▶ [TASK]: Pull from the data below each line where the word "true" occurs, and copy it.

Extracted records:
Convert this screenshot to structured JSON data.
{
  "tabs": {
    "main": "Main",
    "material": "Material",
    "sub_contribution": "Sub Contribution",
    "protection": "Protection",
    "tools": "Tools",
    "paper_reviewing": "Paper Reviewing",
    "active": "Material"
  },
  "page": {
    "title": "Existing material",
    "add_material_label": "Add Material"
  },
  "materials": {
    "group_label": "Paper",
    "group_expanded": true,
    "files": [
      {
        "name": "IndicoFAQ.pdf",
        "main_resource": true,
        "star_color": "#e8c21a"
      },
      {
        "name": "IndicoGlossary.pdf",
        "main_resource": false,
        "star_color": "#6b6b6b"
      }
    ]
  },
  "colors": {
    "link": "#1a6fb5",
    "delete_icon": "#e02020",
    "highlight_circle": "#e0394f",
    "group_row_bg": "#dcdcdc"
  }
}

▶ [TASK SOLUTION]:
    "group_expanded": true,
        "main_resource": true,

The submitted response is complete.